Biocatalysis uses enzymes, cells or microbes to catalyse chemical reactions, and is used in settings such as the food and chemical industries to make products that are not accessible by chemical synthesis. It can produce pharmaceuticals, fine chemicals, or food ingredients on an industrial scale.
However a major challenge in biocatalysis is that the most commonly used microbes, such as probiotics and non-pathogenic strains of Escherichia coli, are not necessarily good at forming biofilms, the growth promoting ecosystems that form a protective micro-environment around communities of microbes and increase their resilience and so boost productivity.
This problem is normally solved by genetic engineering, but researchers Dr Tim Overton from the university's School of Chemical Engineering, and Dr Francisco Fernández Trillo from the School of Chemistry*, both of whom are members of the Institute of Microbiology and Infection, set out to create an alternative method to bypass this costly and time-consuming process.
The researchers identified a library of synthetic polymers and screened them for their ability to induce biofilm formation in E. coli, a bacterium that is one of the most widely studied micro-organisms, and commonly used in biocatalysis.
This screening used a strain of E. coli (MC4100) that is widely used in fundamental science to study genes and proteins and is known to be poor at forming biofilms, and compared it to another E. coli strain PHL644, an isogenic strain obtained through evolution that is a good biofilm former.
This screening revealed the chemistries that are best suited to stimulating biofilm formation. Hydrophobic polymers outperformed mildly cationic polymers, with aromatic and heteroaromatic derivatives performing much better than the equivalent aliphatic polymers.
The researchers then monitored the biomass and biocatalytic activity of both strains incubated the presence of these polymers, and found that MC4100 matched and even outperformed PHL644.
Further studies examined how the polymers stimulate these profound increases in activity.
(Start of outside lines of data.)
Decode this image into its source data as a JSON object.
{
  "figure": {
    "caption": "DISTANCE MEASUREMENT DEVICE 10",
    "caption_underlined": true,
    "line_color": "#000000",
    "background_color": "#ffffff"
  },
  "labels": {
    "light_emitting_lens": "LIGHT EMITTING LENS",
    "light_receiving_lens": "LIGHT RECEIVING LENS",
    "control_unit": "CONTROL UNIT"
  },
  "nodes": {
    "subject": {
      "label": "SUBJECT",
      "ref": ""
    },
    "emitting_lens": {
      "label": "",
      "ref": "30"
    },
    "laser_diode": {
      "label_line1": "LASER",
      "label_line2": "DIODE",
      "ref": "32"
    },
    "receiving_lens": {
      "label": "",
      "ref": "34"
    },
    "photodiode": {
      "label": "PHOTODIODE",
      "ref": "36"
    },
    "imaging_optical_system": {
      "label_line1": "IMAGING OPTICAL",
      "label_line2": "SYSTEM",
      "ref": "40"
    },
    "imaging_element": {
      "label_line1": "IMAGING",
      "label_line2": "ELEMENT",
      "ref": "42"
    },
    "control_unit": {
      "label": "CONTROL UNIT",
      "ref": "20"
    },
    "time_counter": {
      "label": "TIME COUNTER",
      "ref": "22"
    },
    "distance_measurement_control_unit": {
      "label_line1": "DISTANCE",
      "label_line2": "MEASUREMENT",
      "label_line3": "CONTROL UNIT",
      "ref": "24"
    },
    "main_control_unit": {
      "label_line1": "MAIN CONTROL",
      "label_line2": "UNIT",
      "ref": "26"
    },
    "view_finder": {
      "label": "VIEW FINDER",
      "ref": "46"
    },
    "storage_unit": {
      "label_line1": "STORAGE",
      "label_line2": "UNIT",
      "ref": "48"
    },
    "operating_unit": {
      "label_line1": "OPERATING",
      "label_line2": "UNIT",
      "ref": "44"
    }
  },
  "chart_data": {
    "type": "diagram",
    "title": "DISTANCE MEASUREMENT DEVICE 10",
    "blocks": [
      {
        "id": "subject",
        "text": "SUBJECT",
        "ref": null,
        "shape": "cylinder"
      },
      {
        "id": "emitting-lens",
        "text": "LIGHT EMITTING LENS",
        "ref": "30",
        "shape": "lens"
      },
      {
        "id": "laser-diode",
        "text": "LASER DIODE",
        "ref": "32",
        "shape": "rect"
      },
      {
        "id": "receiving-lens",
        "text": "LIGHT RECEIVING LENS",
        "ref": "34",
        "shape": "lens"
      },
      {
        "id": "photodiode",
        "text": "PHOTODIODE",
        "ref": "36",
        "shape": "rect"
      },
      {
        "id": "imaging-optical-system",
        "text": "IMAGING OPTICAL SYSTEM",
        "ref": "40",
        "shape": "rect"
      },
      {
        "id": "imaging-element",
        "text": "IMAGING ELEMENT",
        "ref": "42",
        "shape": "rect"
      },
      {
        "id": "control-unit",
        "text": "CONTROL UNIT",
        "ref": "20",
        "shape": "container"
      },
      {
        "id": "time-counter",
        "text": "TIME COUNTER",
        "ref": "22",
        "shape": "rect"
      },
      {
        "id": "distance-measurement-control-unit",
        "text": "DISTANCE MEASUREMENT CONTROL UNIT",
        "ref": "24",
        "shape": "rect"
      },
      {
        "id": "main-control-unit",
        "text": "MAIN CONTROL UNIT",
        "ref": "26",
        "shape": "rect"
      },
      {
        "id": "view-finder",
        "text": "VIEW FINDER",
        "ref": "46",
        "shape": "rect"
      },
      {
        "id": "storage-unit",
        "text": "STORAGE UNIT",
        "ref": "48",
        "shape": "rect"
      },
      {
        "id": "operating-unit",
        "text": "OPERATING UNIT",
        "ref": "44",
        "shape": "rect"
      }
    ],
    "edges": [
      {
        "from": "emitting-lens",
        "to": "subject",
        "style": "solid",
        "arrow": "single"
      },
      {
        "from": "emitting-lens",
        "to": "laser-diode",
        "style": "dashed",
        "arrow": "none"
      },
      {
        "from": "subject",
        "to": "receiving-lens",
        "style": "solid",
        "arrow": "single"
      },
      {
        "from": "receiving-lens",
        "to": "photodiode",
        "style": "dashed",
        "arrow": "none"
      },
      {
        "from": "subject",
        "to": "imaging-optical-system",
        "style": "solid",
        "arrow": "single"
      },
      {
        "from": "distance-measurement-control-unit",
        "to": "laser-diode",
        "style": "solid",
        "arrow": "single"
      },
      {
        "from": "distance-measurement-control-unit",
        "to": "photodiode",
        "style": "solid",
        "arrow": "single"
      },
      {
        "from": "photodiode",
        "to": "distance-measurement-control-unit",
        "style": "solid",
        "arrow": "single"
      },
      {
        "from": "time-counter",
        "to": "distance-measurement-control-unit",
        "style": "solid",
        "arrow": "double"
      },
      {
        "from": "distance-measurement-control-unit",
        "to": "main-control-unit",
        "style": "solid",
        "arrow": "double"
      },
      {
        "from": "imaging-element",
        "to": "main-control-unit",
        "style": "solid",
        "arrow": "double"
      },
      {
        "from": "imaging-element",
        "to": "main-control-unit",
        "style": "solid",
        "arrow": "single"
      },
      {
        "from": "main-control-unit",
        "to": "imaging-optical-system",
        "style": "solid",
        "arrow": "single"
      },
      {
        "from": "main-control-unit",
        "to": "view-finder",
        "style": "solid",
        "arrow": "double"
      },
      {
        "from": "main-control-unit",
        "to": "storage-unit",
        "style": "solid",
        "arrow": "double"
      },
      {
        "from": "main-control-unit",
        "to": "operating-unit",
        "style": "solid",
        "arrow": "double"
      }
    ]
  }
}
Here the research indicated that the polymers precipitate in solution, and act as coagulants, stimulating a natural process called flocculation that triggers bacteria to form biofilms.
Dr Fernandez-Trillo said: "We explored a broad chemical space and identified the best performing chemistries and polymers that increase the biocatalytic activity of E. coli, a workhorse in biotechnology. This has resulted in a small library of synthetic polymers that increase biofilm formation when used as simple additives to microbial culture. To the best of our knowledge, currently there are no methods that provide this simplicity and versatility when promoting biofilms for beneficial bacteria."
"These synthetic polymers may bypass the need to introduce the traits for biofilm formation through gene editing, which is costly, time-consuming, non-reversible and requires a skilled person in microbiology to implement it. We believe this approach has an impact beyond biofilms for biocatalysis. A similar strategy could be employed to identify candidate polymers for other microorganisms such as probiotics or yeasts, and develop new applications in food science, agriculture, bioremediation or health."
University of Birmingham Enterprise has filed a patent application for the method and polymer additives, and is now seeking commercial partners for licensing.
*Dr Fernandez-Trillo is now at the Universidade da Coruña, Spain.
Cite This Page: